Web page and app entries
==========

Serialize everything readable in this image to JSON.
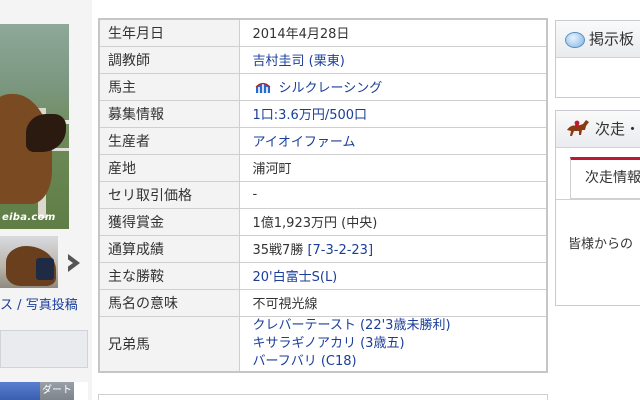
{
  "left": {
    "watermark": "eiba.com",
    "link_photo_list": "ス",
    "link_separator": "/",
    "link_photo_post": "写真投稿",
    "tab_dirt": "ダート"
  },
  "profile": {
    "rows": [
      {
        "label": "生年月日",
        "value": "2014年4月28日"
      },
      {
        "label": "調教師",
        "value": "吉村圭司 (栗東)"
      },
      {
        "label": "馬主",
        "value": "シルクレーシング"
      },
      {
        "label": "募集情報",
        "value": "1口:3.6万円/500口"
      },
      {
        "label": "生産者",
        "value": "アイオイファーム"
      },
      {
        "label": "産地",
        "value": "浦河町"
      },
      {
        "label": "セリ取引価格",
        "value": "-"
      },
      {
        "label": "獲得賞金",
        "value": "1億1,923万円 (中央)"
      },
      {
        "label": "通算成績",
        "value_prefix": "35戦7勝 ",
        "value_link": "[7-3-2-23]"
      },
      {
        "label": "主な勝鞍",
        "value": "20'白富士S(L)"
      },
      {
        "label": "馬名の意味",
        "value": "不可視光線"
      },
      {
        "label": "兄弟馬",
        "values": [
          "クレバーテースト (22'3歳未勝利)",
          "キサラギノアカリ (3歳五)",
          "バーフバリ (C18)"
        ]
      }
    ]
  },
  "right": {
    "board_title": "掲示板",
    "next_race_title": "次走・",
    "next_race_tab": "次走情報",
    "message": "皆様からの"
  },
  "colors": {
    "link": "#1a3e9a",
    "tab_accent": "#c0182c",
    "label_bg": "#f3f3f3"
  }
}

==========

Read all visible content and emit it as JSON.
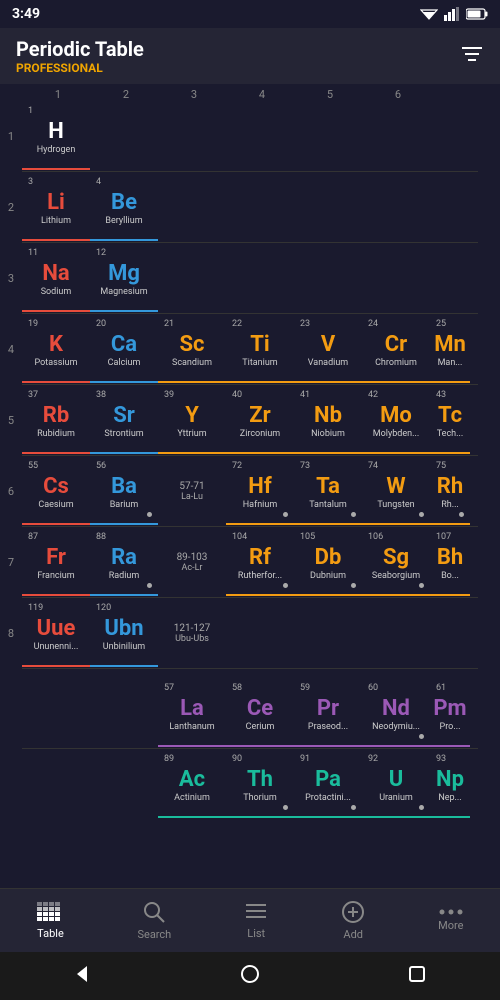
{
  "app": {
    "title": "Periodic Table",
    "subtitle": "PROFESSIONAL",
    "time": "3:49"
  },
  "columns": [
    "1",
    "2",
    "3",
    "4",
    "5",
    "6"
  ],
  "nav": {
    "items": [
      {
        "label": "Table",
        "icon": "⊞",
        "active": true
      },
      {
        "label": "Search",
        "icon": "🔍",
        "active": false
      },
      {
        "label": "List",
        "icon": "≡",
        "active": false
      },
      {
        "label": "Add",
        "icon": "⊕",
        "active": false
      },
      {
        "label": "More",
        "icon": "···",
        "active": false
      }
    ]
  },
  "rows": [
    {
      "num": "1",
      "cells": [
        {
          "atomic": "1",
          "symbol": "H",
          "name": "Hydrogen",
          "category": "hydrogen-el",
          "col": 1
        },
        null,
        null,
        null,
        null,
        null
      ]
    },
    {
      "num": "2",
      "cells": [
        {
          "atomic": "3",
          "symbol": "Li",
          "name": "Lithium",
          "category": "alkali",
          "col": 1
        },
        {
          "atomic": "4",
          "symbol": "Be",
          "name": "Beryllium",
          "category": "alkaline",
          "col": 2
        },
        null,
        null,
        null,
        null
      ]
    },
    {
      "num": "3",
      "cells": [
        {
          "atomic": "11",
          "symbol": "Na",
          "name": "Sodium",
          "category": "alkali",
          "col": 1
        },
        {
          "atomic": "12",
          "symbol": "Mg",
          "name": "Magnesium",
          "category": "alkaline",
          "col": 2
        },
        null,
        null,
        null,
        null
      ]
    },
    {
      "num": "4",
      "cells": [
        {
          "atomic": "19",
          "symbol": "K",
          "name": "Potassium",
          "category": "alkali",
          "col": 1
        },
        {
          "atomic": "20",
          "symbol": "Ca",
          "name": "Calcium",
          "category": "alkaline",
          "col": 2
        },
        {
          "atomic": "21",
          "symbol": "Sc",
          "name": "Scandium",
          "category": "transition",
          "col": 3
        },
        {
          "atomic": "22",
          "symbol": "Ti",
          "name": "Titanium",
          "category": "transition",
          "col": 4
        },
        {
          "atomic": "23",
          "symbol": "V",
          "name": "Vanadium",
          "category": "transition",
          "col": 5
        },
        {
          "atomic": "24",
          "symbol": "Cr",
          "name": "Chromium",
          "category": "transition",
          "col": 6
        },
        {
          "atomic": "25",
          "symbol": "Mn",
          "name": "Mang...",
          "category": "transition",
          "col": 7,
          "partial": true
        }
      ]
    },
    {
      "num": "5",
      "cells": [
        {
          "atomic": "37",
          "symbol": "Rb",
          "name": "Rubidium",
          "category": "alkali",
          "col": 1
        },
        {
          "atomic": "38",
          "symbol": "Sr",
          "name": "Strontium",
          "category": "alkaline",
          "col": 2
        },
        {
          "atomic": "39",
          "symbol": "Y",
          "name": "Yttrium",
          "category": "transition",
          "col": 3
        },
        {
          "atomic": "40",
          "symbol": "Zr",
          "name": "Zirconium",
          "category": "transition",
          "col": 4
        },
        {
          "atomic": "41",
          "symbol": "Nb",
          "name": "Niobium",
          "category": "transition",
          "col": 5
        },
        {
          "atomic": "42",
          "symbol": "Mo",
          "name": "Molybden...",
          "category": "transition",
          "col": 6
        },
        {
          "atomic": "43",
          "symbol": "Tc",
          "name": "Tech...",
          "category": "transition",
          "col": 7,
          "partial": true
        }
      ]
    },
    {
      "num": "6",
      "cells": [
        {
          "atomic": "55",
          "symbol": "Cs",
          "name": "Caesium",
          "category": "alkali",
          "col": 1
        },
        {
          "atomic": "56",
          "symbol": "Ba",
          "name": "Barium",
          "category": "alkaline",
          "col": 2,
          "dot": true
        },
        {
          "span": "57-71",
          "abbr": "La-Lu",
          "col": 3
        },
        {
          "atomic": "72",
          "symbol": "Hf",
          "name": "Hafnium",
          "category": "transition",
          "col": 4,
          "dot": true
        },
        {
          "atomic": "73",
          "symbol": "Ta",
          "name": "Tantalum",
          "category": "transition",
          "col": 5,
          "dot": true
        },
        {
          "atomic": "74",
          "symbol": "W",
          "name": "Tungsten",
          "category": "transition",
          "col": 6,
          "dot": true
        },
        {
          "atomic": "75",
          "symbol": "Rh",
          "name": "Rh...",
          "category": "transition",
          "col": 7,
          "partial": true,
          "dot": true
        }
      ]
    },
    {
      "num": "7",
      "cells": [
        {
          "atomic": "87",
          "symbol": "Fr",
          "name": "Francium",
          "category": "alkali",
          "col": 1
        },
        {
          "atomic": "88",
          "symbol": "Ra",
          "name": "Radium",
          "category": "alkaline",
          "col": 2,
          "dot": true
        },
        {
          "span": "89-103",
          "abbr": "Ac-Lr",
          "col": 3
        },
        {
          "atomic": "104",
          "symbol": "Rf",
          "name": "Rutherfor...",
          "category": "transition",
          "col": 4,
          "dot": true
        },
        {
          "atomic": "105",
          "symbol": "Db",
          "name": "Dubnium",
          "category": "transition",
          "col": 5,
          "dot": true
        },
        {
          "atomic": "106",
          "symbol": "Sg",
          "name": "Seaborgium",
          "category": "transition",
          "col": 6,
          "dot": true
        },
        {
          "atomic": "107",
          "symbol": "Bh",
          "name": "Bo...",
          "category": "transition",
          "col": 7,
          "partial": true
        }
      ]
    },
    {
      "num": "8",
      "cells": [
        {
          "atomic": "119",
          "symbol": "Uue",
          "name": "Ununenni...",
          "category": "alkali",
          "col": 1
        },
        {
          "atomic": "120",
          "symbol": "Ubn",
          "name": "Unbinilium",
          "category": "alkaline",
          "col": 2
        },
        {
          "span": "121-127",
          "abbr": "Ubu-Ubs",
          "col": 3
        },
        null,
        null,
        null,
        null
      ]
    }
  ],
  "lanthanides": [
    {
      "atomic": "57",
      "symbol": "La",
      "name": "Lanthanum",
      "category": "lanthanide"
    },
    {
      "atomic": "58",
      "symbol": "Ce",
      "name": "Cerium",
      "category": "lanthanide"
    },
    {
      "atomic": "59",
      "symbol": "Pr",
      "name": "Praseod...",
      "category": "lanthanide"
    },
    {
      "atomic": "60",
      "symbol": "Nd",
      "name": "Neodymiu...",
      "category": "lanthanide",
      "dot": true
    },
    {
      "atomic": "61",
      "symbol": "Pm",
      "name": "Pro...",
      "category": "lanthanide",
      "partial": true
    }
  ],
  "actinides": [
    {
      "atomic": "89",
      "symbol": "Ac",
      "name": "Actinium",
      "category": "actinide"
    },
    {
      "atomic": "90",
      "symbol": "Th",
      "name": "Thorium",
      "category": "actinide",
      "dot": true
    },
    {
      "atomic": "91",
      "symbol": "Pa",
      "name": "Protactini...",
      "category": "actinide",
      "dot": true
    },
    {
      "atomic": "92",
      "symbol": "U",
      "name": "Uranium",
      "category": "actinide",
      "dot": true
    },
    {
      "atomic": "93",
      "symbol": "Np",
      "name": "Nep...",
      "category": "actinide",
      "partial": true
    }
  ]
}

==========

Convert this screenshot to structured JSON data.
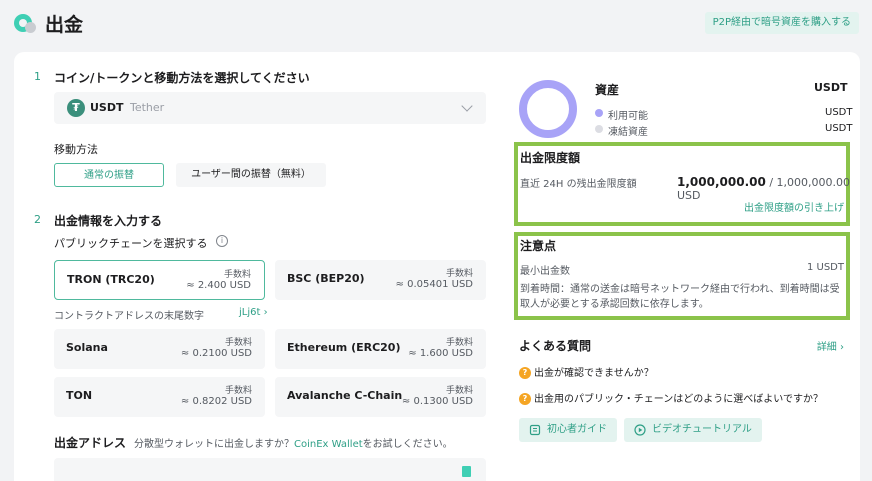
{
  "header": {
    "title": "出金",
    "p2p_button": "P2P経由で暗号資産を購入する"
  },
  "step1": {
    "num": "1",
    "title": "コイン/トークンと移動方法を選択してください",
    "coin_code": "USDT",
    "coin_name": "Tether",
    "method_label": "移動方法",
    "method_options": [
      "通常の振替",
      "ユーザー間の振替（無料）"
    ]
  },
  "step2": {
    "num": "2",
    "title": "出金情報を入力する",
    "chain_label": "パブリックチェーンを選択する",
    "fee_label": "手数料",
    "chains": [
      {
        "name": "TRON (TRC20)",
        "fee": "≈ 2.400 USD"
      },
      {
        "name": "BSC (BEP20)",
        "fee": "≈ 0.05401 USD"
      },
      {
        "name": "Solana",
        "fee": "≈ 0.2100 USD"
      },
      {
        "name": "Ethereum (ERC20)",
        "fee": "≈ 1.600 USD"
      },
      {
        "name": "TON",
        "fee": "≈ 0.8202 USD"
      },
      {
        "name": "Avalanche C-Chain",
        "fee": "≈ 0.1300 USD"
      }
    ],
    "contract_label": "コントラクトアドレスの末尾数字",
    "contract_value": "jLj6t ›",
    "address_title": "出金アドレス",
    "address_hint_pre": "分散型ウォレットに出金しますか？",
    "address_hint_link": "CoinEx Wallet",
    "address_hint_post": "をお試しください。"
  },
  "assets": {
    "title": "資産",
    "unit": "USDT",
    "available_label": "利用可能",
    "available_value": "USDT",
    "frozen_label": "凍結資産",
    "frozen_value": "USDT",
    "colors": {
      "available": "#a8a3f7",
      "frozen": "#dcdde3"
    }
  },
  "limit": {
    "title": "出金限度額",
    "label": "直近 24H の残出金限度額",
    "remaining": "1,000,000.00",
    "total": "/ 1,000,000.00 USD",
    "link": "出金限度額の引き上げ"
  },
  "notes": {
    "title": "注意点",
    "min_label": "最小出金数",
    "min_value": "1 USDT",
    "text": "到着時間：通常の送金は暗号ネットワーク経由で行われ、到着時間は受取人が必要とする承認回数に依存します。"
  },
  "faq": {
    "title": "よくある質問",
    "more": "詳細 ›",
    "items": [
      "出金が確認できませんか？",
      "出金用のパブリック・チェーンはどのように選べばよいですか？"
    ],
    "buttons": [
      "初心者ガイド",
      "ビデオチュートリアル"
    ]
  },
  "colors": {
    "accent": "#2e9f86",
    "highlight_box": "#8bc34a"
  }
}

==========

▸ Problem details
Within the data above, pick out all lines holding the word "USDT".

▸ Reply to the exercise
    "coin_code": "USDT",
    "unit": "USDT",
    "available_value": "USDT",
    "frozen_value": "USDT",
    "min_value": "1 USDT",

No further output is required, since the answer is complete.